In 1962, he lent Georgie to Walter Grishkot, who wanted to take a photograph of it. The photograph got a lot of publicity. Eventually, Georgie was sold to a woman in the Virgin Islands for carnival and parade purposes. However, Grishkot got Georgie back a short time later and took it back to Lake George.
3 Hoop Snakes
“Hoop snakes” have supposedly been sighted since colonial times in North America. It is believed that this particular snake grabs its own tail with its mouth and rolls like a hoop after its prey at great speed. The hoop snake is also said to have a venomous stinger in its tail which it uses to finish off its victims.
It is thought that the myth of the hoop snake originated from the behavior of the real-life mud snake, which can be found along the coastal plain of America. The mud snake is passive and does not bite. But it often presses the tip of its tail against its captor’s skin, which has led to the false assumption that it stings.
Many qualities have been attributed to the hoop snake: It is inflated, it glows at night, and it squirts poison from its tail. Nevertheless, although people have claimed to have seen this peculiar creature, no real evidence of the hoop snake exists.
2 Eye-Plucking Prehistoric Owl
In March 2015, Daily Buzz Live, a satirical site that poses as a real news outlet, published an article claiming that Brazilian scientists had found the remains of a giant prehistoric owl called Ornimegalonyx in 2007.
The scientists were able to extract the animal’s DNA and clone the prehistoric owl in 2014. The website went on to say that the owl had attacked scientist Brian Christopher, gouging out his eyes with its talons and beak.
It was said that Christopher lost both of his eyes with no chances of recovering his eyesight.
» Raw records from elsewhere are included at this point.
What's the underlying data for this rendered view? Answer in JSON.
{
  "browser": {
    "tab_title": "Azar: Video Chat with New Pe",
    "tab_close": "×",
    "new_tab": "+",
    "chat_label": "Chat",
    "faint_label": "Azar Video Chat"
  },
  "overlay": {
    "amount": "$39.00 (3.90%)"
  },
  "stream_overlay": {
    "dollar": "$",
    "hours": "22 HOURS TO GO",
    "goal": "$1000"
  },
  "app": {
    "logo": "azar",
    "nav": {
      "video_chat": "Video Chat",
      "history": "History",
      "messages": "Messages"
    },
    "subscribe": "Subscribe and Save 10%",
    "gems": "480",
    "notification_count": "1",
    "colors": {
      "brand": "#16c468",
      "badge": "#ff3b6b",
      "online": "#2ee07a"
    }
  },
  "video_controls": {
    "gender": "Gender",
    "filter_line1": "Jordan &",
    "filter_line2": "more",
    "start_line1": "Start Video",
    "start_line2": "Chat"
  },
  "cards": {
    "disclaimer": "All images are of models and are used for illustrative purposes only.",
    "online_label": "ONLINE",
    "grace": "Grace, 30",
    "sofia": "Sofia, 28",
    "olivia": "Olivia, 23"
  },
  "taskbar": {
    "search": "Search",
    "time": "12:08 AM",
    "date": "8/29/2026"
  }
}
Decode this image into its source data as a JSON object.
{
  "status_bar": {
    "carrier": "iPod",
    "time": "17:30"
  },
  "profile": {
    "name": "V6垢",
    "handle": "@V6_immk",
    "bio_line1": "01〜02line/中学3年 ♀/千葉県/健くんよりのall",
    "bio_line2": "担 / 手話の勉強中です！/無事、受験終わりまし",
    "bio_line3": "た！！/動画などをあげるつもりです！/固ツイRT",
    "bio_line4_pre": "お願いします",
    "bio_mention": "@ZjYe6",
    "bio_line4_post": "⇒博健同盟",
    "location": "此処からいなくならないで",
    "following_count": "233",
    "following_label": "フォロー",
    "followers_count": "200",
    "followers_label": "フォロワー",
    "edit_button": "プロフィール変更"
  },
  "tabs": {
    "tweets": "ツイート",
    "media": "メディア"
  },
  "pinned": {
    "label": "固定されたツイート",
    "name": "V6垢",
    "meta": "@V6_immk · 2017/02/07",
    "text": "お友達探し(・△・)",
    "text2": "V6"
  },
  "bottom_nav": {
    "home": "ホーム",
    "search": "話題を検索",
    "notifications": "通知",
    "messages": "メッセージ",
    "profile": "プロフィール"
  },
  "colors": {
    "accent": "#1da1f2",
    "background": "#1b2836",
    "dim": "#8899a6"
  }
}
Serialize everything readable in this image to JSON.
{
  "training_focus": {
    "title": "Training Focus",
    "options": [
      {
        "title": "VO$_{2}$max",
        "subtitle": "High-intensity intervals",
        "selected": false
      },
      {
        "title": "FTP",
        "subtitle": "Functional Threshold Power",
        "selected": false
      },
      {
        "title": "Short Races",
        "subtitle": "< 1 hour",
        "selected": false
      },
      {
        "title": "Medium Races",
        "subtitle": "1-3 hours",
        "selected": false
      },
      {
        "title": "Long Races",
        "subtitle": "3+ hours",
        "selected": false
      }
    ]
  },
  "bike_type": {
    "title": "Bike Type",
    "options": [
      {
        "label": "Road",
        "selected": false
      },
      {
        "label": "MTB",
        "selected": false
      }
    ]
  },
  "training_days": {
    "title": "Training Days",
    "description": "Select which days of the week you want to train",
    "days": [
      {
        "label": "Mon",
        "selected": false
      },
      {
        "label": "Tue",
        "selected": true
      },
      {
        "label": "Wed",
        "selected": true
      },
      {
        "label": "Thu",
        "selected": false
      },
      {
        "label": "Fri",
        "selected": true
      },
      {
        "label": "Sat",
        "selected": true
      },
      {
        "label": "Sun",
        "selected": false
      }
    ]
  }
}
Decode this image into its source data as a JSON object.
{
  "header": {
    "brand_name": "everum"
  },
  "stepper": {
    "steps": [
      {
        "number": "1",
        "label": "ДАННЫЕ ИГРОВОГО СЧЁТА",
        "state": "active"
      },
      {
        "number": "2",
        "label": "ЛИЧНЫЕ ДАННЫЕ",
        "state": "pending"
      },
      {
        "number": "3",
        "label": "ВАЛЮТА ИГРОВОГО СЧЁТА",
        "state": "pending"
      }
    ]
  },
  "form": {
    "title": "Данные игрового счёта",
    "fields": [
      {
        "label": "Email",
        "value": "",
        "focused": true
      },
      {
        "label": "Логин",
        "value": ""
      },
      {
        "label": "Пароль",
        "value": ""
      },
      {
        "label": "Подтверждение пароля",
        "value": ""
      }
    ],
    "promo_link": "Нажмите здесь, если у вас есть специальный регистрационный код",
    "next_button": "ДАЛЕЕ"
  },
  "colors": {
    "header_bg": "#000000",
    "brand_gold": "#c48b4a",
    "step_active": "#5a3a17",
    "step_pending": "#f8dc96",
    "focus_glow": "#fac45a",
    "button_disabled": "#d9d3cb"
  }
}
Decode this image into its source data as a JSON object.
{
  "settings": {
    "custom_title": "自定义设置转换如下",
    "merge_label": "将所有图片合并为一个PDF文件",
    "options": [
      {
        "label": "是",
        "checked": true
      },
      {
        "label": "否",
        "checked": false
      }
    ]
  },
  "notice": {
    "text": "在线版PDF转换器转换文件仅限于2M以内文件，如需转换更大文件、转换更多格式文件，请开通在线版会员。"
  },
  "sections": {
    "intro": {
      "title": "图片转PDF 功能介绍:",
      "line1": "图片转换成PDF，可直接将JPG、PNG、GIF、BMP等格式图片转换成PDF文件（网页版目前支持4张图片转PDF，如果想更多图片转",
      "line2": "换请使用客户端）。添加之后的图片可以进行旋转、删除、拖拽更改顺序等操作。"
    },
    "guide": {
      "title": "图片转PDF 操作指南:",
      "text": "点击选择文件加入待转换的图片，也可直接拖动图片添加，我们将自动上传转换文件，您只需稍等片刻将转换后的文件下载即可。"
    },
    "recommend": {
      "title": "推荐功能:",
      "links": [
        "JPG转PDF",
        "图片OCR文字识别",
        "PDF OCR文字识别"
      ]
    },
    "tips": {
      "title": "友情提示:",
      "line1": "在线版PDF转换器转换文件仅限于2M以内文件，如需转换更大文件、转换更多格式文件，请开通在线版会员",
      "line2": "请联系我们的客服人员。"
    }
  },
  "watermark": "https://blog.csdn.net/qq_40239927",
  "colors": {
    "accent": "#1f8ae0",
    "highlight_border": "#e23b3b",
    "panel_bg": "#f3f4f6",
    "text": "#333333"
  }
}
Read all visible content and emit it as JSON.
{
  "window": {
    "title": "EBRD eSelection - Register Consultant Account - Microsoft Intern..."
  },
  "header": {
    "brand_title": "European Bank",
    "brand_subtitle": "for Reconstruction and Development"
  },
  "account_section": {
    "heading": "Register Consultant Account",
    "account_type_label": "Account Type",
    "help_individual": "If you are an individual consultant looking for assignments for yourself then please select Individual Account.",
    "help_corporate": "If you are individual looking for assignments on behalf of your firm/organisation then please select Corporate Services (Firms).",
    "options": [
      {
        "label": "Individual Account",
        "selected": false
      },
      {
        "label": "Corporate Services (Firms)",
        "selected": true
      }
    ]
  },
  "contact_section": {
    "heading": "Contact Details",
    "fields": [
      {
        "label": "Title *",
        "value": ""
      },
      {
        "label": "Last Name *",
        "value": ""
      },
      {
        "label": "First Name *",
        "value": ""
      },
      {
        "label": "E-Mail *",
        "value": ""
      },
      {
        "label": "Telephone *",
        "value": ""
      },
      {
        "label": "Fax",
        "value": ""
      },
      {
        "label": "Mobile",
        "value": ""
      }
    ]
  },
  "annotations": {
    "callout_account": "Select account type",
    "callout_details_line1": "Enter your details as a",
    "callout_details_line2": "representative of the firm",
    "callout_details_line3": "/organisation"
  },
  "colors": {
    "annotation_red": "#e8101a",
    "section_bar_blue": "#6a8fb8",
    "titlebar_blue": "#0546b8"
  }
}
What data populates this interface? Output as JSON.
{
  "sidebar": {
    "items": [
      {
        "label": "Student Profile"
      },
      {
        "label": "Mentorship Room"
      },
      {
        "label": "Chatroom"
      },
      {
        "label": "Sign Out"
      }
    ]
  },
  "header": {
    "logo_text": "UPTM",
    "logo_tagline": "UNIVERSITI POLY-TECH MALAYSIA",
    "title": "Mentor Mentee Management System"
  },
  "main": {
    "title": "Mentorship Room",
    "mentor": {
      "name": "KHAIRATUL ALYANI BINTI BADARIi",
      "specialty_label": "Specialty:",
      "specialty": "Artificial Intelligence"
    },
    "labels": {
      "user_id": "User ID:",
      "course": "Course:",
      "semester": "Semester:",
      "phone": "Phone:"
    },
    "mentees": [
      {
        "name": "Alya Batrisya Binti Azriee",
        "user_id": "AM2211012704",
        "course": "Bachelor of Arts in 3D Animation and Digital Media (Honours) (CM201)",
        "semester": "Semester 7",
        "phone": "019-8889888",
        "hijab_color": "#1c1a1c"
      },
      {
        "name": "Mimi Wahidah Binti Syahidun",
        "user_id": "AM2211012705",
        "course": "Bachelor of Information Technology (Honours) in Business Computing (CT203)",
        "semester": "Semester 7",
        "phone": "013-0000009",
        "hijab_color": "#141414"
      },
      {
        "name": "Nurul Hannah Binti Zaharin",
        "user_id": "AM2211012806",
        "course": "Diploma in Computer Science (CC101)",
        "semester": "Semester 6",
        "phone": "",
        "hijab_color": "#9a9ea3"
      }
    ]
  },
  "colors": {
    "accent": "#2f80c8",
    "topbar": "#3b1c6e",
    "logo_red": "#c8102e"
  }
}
Supposedly, the other scientists then stated that they would take further precautions when dealing with the bird, such as wearing face masks and protective bodysuits.
The disclaimer on Daily Buzz Live warns that the purpose of the website is to entertain and not to inform, so it is not surprising that the article was a fake. While a giant owl named Ornimegalonyx did exist and the photographs used in the article were of an actual bird, the rest of the article was pure imagination.
Still, this did not stop the article from going viral and convincing hundreds of science and nature lovers of the veracity of the story.
In 1928, Professor L.W. Sharpe and his assistant, C.B. Fraser, created the hoax of the “woofen-poof,” a curious bird that fooled scientists all over America. The joke was initially targeted at their mutual friend, Dr. L.F. Randolph, a professor of botany.
The woofen-poof was modeled in clay and then cast in iron and aluminum. A monograph that accompanied the creature was supposed to confirm its existence.
The monograph explained that information about the woofen-poof had been gathered during a four-year expedition to the Gobi Desert, the only known location of this strange bird. The woofen-poof supposedly measured 17 centimeters (7 in) in length and had a long beak with a pendulous pouch.
The information on the woofen-poof was first presented in a lecture before the Department of Botany. The speaker, advertised as Professor Augustus C. Fotheringham of the University of New Zealand, was actually Fraser disguised with a white beard.
The audience was mesmerized by the woofen-poof. In fact, the lecture, which was illustrated with faked slides, was such a success that the authors had 500 copies of the speech printed and had their work cited by prestigious science journals numerous times.
Laura is a student from Ireland in love with books, writing, coffee, and cats.